“One way or another, we are going to get technology into the hands of our students who need it,” Marturano said.
Each student in grades 3-12 will be given a Chromebook, which they will use both at home and in school.
School meals would also be reconfigured under the plan.
“We are looking to streamline things with the idea of safety and social distancing as much as possible,” business manager Michael Brennan said.
Breakfast will be served in “grab-and-go” style for all grade levels as soon as students get off the school bus in the morning. Lunches will be offered in a similar format, with students in kindergarten through grade 5 eating lunch in the classroom, grades 6-8 a combination of eating in their classroom and the cafeteria, and students in grades 9-12 will eat in the cafeteria at desks to encourage social distancing, Brennan said. All vending machines will be temporarily disabled.
The committee also offered recommendations on transportation and school buses.
“We are looking at masks on school buses at all times, and social distancing on the bus, with occupancy planned at 33-50% capacity, in assigned seating,” Brennan said.
Families will be asked to drive their student to school when possible to reduce the number of children on the bus, and family members will be asked to sit together. Parents and guardians will be asked to take students’ temperatures and monitor for symptoms prior to the student getting on the bus. Buses will also be cleaned between runs, Brennan said.
Parents will be asked to complete a transportation questionnaire to come up with the best plan for getting students to the school while maintaining social distancing protocols, Guntlow added.
The New York State Public High School Athletic Association will provide guidance on sports. The organization has its own task force and has determined that sports will be delayed until Sept. 21, when additional guidance will be provided by the governor’s office.
“The fall season has not been canceled; they have paused it until two weeks into the return to school,” Brennan said.
The fall regional state championships have already been canceled, he said.
The Health and Safety Committee came up with numerous protocols, including students and faculty being required to wear face masks or coverings.

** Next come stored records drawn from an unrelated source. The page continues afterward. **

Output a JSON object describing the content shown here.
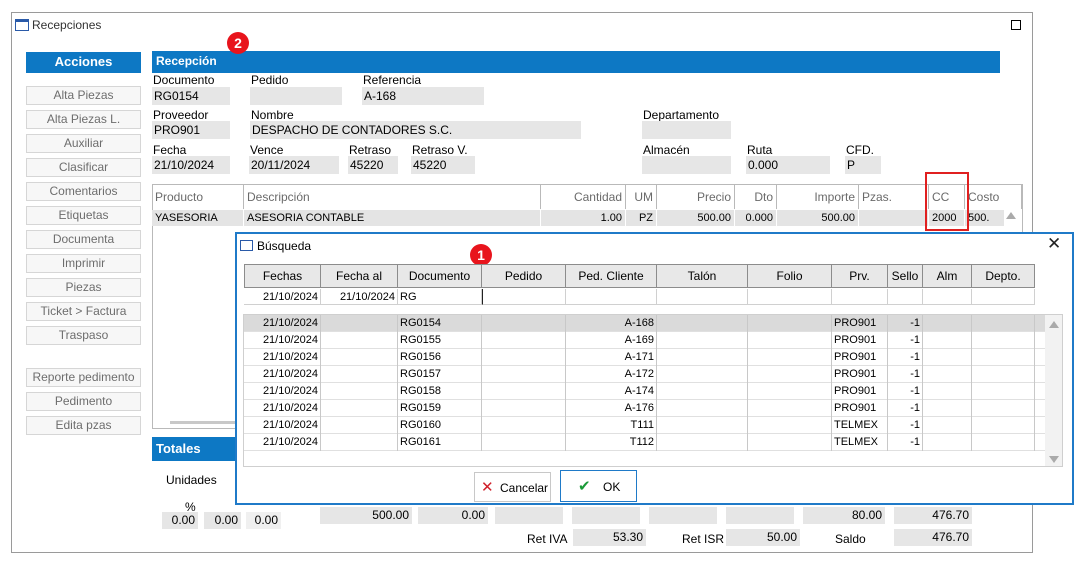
{
  "window": {
    "title": "Recepciones"
  },
  "sidebar": {
    "header": "Acciones",
    "buttons": [
      "Alta Piezas",
      "Alta Piezas L.",
      "Auxiliar",
      "Clasificar",
      "Comentarios",
      "Etiquetas",
      "Documenta",
      "Imprimir",
      "Piezas",
      "Ticket > Factura",
      "Traspaso"
    ],
    "buttons2": [
      "Reporte pedimento",
      "Pedimento",
      "Edita pzas"
    ]
  },
  "badges": {
    "b1": "1",
    "b2": "2"
  },
  "recepcion": {
    "header": "Recepción",
    "documento_label": "Documento",
    "documento": "RG0154",
    "pedido_label": "Pedido",
    "pedido": "",
    "referencia_label": "Referencia",
    "referencia": "A-168",
    "proveedor_label": "Proveedor",
    "proveedor": "PRO901",
    "nombre_label": "Nombre",
    "nombre": "DESPACHO DE CONTADORES S.C.",
    "departamento_label": "Departamento",
    "departamento": "",
    "fecha_label": "Fecha",
    "fecha": "21/10/2024",
    "vence_label": "Vence",
    "vence": "20/11/2024",
    "retraso_label": "Retraso",
    "retraso": "45220",
    "retraso_v_label": "Retraso V.",
    "retraso_v": "45220",
    "almacen_label": "Almacén",
    "almacen": "",
    "ruta_label": "Ruta",
    "ruta": "0.000",
    "cfd_label": "CFD.",
    "cfd": "P"
  },
  "items_grid": {
    "headers": [
      "Producto",
      "Descripción",
      "Cantidad",
      "UM",
      "Precio",
      "Dto",
      "Importe",
      "Pzas.",
      "CC",
      "Costo"
    ],
    "row": [
      "YASESORIA",
      "ASESORIA CONTABLE",
      "1.00",
      "PZ",
      "500.00",
      "0.000",
      "500.00",
      "",
      "2000",
      "500."
    ]
  },
  "totales": {
    "header": "Totales",
    "unidades_label": "Unidades",
    "pct_label": "%",
    "pct_values": [
      "0.00",
      "0.00",
      "0.00"
    ],
    "row_values": [
      "500.00",
      "0.00",
      "80.00",
      "476.70"
    ],
    "ret_iva_label": "Ret IVA",
    "ret_iva": "53.30",
    "ret_isr_label": "Ret ISR",
    "ret_isr": "50.00",
    "saldo_label": "Saldo",
    "saldo": "476.70"
  },
  "busqueda": {
    "title": "Búsqueda",
    "headers": [
      "Fechas",
      "Fecha al",
      "Documento",
      "Pedido",
      "Ped. Cliente",
      "Talón",
      "Folio",
      "Prv.",
      "Sello",
      "Alm",
      "Depto."
    ],
    "filters": [
      "21/10/2024",
      "21/10/2024",
      "RG",
      "",
      "",
      "",
      "",
      "",
      "",
      "",
      ""
    ],
    "rows": [
      [
        "21/10/2024",
        "",
        "RG0154",
        "",
        "A-168",
        "",
        "",
        "PRO901",
        "-1",
        "",
        ""
      ],
      [
        "21/10/2024",
        "",
        "RG0155",
        "",
        "A-169",
        "",
        "",
        "PRO901",
        "-1",
        "",
        ""
      ],
      [
        "21/10/2024",
        "",
        "RG0156",
        "",
        "A-171",
        "",
        "",
        "PRO901",
        "-1",
        "",
        ""
      ],
      [
        "21/10/2024",
        "",
        "RG0157",
        "",
        "A-172",
        "",
        "",
        "PRO901",
        "-1",
        "",
        ""
      ],
      [
        "21/10/2024",
        "",
        "RG0158",
        "",
        "A-174",
        "",
        "",
        "PRO901",
        "-1",
        "",
        ""
      ],
      [
        "21/10/2024",
        "",
        "RG0159",
        "",
        "A-176",
        "",
        "",
        "PRO901",
        "-1",
        "",
        ""
      ],
      [
        "21/10/2024",
        "",
        "RG0160",
        "",
        "T111",
        "",
        "",
        "TELMEX",
        "-1",
        "",
        ""
      ],
      [
        "21/10/2024",
        "",
        "RG0161",
        "",
        "T112",
        "",
        "",
        "TELMEX",
        "-1",
        "",
        ""
      ]
    ],
    "cancel_label": "Cancelar",
    "ok_label": "OK"
  },
  "colors": {
    "accent": "#0d78c4",
    "badge": "#e8141c",
    "dialog_border": "#1f7ac8",
    "highlight": "#e02020"
  }
}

“There will be designated mask breaks throughout the day when it is safe and appropriate,” high school Assistant Principal Marcella Sanchez said. “We will also be doing health checks, and parents and guardians will need to screen their children for fever and other signs and symptoms of COVID-19 prior to getting on the bus.”
Visitors to all school buildings will be “limited greatly,” Sanchez said.
Social distancing will be maintained, and additional school supplies will be available so there is no sharing of equipment. Restrooms will be cleaned throughout the day, Sanchez said.
“Any gatherings, events and assemblies, and field trips at this time have been canceled. We are going to revisit this probably in late September when we see how the reopening goes,” Sanchez said. “We are not canceling everything for good, but we don’t think it is prudent to have those events happening given our current situation.”
Directional signs in corridors will instruct students where to walk, and windows will be kept open as much as possible to increase ventilation.
Playgrounds will be open and recess will give students a break during the day.
“We have been advised that playgrounds are low risk because they are outside, so we will be building in recess for kids. We think that is essential to get them out of the classroom,” Guntlow said.
More information about the preliminary reopening plan for the Ichabod Crane Central School District is available on the district’s website: www.ichabodcrane.org.